3. The improved apparatus claimed in claim 2, including two discharge troughs extending transversely of the flow direction of the stock beneath said discharge chute; and means forming converging slide areas in the zone of the outlet of said discharge chute.
4. The improved apparatus claimed in claim 3, including means operable to vary the spacing of the discharge mouth of said discharge chute from said slide areas.
5. The improved apparatus claimed in claim 4, in which said last-named means comprises two respective adjusting slides, one for each slide area, the spacing of said slides from the associated slide area being adjustable.
6. The improved apparatus claimed in claim 3, including a partition extending throughout the width of said discharge chute in the direction of material flow thereto to subdivide the discharge chute into partial discharge chutes.
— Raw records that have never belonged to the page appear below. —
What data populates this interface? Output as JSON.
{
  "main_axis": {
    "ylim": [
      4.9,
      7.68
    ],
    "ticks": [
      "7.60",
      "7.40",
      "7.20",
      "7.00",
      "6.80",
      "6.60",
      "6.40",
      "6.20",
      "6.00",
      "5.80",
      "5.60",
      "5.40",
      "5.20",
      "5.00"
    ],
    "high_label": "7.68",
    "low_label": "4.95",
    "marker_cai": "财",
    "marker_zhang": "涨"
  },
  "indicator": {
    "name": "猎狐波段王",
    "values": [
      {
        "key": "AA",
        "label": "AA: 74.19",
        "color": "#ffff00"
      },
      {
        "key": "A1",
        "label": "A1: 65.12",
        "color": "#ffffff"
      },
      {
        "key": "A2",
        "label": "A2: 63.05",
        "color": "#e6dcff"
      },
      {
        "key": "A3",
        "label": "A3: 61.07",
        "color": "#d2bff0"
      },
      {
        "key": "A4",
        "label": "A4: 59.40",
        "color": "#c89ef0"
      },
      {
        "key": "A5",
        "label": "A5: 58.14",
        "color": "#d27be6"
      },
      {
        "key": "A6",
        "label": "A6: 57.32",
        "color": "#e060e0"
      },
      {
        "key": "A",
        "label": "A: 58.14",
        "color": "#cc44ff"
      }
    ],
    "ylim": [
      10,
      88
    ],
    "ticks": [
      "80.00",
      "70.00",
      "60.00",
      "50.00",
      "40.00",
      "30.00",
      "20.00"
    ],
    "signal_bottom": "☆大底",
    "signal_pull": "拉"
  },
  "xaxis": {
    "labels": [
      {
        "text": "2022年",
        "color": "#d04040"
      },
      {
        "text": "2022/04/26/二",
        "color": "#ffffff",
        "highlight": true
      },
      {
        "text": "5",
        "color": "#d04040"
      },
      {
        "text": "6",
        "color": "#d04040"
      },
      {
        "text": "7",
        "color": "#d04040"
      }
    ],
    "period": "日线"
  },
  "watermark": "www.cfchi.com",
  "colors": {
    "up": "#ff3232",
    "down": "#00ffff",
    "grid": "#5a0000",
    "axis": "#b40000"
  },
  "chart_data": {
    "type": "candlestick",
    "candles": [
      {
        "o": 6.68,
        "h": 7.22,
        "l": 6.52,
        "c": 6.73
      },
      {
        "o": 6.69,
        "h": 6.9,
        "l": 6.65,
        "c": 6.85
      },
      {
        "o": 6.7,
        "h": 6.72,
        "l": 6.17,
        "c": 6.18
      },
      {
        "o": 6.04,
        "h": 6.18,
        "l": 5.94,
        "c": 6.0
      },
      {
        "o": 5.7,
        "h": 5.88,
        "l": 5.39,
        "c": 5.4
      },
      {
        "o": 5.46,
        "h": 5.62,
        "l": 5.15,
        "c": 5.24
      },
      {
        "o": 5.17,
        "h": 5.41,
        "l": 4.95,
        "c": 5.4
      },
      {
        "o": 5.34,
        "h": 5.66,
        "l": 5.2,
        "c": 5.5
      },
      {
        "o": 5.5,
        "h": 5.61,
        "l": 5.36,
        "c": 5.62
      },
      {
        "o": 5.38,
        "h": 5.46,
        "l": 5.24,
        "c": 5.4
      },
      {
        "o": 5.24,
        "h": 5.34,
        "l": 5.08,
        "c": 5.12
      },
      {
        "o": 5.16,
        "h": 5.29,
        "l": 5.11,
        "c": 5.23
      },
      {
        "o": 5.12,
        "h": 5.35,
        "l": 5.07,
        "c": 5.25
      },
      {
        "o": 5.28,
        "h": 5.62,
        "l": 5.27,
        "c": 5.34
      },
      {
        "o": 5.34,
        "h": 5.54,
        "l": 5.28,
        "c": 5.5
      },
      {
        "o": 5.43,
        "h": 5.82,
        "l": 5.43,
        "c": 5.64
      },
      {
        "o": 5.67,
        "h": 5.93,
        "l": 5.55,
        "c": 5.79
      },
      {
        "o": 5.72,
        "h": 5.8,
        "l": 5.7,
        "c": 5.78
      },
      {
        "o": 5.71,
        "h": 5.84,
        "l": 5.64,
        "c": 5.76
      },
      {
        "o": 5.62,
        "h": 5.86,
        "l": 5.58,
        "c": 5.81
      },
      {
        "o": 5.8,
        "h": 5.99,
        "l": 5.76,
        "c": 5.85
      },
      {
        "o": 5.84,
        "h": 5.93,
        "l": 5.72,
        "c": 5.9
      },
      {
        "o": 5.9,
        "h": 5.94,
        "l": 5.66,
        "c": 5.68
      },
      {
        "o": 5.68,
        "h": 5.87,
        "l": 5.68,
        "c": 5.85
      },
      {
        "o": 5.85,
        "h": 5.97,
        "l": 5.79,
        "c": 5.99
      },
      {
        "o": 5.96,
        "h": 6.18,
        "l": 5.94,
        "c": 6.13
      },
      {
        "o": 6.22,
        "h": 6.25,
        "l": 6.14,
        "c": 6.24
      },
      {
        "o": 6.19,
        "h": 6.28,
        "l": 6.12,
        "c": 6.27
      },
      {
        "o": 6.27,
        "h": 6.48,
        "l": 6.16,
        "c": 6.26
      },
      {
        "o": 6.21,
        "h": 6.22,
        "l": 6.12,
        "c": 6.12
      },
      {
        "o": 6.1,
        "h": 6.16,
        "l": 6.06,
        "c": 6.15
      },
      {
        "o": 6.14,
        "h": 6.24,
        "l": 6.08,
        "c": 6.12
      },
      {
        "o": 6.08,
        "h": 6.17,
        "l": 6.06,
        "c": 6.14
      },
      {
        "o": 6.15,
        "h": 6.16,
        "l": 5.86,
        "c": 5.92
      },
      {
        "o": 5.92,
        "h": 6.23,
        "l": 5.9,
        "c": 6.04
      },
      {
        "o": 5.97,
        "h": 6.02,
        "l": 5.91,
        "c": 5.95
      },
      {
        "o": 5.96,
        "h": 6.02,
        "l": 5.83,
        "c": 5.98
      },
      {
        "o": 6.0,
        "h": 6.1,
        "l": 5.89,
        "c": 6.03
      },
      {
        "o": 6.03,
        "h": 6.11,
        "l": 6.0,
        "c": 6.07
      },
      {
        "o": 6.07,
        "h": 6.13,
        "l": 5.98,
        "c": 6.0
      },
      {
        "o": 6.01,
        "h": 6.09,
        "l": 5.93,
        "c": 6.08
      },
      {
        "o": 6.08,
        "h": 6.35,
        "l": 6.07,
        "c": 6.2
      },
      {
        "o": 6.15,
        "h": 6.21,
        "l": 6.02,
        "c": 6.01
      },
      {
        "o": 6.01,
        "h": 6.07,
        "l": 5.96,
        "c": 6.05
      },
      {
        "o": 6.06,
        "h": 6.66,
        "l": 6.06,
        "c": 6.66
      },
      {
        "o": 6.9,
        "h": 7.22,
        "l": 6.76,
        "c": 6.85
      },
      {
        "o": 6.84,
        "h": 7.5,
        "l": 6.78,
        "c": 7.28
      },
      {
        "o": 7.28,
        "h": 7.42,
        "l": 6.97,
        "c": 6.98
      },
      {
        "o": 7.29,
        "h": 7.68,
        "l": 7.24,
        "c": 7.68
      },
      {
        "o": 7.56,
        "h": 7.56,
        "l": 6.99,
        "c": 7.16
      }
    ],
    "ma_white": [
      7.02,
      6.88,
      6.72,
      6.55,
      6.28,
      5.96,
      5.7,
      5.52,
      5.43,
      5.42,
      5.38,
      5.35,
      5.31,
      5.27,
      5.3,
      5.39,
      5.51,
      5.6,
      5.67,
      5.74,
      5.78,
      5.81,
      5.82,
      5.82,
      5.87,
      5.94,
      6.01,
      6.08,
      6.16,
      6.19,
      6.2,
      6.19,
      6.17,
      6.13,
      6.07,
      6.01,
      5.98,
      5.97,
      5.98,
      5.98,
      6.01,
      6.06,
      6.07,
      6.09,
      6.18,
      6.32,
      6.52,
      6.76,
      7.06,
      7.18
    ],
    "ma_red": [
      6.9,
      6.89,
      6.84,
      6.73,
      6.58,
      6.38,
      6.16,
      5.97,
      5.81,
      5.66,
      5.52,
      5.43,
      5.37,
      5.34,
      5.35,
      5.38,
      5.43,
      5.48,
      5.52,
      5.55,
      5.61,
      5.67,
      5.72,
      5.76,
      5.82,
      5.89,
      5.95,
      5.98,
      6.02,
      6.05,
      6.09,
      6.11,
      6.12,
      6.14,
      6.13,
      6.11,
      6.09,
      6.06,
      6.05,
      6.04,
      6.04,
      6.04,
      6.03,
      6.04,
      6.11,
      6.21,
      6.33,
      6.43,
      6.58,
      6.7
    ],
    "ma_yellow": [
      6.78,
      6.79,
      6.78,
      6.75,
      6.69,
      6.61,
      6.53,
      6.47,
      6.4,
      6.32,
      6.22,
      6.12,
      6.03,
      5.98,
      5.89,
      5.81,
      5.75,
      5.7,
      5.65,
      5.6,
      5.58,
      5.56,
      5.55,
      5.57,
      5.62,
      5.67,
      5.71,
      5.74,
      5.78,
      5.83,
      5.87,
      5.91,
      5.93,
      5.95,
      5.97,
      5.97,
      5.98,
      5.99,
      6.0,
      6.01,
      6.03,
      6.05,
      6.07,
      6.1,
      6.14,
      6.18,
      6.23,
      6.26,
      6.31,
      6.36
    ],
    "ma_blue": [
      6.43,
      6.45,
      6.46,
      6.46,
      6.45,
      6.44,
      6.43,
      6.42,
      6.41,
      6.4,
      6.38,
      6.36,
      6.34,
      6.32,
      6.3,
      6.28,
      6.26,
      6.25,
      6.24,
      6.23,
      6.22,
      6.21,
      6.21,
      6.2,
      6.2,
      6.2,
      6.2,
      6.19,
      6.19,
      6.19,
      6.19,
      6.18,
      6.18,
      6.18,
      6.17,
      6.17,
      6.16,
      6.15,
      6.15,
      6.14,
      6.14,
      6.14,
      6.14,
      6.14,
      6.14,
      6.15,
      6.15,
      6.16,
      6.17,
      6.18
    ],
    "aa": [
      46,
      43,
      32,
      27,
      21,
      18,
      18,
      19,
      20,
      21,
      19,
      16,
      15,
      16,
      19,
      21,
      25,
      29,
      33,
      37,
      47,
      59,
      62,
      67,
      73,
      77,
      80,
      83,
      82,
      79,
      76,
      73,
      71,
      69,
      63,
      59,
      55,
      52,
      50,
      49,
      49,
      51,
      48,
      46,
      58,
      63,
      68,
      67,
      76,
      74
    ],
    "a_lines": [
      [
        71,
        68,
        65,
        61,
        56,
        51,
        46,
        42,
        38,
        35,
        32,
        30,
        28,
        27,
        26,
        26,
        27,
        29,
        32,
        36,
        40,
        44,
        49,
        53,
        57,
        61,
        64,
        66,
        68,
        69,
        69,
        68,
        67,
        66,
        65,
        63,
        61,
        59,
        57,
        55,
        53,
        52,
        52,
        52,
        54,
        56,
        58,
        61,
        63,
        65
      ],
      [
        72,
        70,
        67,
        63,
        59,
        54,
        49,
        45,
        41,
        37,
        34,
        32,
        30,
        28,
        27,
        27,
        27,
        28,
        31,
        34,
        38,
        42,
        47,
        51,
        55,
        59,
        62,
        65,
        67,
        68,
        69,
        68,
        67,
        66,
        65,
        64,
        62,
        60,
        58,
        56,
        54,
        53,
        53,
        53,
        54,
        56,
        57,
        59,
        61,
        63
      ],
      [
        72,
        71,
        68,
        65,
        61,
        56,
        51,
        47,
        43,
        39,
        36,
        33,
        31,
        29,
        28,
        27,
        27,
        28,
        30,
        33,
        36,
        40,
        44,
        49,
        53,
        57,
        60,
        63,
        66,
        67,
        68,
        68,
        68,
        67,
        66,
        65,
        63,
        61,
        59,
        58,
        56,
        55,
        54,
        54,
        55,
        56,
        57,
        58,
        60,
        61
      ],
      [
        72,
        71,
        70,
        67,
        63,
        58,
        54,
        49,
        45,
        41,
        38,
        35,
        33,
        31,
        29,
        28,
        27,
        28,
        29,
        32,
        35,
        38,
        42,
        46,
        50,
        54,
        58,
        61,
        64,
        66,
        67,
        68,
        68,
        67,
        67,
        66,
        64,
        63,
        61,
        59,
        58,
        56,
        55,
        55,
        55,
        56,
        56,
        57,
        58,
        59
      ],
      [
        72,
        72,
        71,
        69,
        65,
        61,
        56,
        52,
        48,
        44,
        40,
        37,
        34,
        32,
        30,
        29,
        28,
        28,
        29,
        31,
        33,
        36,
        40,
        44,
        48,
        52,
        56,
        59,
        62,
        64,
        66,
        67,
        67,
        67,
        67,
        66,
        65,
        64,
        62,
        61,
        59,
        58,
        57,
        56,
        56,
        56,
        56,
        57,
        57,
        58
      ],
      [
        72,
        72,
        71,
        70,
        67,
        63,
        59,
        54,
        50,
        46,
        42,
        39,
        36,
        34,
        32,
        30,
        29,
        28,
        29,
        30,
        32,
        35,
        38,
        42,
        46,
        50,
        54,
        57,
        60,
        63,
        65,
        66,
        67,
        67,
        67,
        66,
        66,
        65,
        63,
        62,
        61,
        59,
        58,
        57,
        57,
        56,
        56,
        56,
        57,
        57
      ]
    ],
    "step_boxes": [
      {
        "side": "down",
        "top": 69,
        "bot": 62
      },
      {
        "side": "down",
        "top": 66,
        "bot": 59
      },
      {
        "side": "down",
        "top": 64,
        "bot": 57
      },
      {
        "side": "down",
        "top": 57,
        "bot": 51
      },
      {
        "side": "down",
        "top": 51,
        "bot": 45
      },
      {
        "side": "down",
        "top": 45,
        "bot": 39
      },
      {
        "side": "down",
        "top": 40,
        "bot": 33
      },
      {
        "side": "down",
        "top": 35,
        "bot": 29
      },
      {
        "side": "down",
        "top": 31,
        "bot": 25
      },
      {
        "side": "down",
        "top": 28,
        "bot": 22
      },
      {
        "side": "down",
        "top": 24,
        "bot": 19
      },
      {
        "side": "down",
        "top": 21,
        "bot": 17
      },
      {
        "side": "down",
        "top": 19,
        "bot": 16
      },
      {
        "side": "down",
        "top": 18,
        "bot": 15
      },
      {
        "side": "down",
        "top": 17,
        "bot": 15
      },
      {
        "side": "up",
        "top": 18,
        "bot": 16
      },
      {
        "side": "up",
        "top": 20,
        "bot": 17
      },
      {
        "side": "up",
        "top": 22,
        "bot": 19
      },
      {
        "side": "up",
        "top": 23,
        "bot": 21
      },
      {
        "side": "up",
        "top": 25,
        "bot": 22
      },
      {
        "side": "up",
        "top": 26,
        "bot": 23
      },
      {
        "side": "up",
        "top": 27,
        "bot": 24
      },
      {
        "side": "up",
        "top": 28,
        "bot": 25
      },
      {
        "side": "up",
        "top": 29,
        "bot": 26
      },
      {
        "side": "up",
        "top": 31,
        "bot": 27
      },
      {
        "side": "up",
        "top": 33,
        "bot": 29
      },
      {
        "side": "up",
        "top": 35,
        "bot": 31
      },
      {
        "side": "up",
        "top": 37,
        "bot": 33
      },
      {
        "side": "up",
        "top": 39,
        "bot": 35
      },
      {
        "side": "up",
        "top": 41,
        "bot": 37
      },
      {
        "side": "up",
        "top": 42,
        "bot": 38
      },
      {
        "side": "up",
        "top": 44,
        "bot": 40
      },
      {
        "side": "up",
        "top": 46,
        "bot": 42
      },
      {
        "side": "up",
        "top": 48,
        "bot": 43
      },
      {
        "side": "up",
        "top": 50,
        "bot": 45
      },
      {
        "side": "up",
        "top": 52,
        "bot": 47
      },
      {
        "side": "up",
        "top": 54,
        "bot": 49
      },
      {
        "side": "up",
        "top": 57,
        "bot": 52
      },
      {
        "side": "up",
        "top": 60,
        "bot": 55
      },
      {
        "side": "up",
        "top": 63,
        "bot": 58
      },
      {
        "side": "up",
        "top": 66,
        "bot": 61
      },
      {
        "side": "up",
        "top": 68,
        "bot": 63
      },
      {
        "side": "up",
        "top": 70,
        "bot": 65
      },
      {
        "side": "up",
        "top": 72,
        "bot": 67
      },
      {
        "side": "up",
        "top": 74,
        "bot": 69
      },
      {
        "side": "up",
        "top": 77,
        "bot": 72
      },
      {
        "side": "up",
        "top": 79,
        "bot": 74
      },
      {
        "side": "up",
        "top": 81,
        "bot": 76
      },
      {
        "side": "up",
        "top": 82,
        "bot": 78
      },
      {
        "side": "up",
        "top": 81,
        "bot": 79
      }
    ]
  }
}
7. The improved apparatus claimed in claim 11, including means forming an overflow edge extending throughout the width of said approach bottom in said transition zone and downstream of said discharge chute; and a second discharge chute separated from said first discharge chute by said overflow edge.
8. The improved apparatus claimed in claim 7, in-
which said overflow edge is adjustable in height.
9. The improved apparatus claimed in claim 7, including means forming a gas-permeable porous discharge regulating area between the said two discharge chutes and downstream of said flow edge; and a gas supply and distribution chamber operatively associated with said gas-permeable porous discharge regulating area for variable pressurization of said area.
10. The improved apparatus claimed in claim ii, including a plurality of suction nozzles distributed substantially uniformly over the area of said approach bottom in spaced relation to the plane of the latter.
ill. The improved apparatus claimed in claim 10, in
which said plurality of suction nozzles comprise adjustable flow section nozzles arranged in groups each covering a portion of the area of said approach bottom; and respective suction lines connecting each group of adjustable flow section nozzles to at least one suction conduit.
12. The improved apparatus claimed in claim 1, including a gas collecting hood covering the approach bottom and provided with an outlet line; said gas flow conduit being a suction conduit having a suction nozzle.
13. The improved apparatus claimed in claim 12, in
which said suction nozzle has a nozzle aperture which is small relative to its width, and extending over said approach bottom; said suction nozzle being spaced from the plane of said approach bottom; and a suction line connected to said suction nozzle to connect the latter to a suction unit.
14. The improved apparatus claimed in claim 13, including plural said suction nozzles spaced longitudinally of the flow direction of the stock and having different spacings from the plane of said approach bottom.
15. The improved apparatus claimed in claim 14, including means operable to adjust the spacing of said suction nozzles from said approach bottom.
16. In a method for the dry sorting and separate removal of fractions of granular bulk stock, flowing as a continuous layer over a stationary inclined perforated surface from a stock mixture inlet to a discharge, and traversed, on the stationary inclined perforated surface, by a pulsating gas flow which stratifles the flowing layer and sorts it into stock fractions, the improvement comprising, at a zone directly following the inclined perforated surface in the direction of stock flow,
and immediately in advance of the discharge, deflecting the flowing layer to flow downwardly at a steeper angle of inclination to a discharge chute while 'direct-.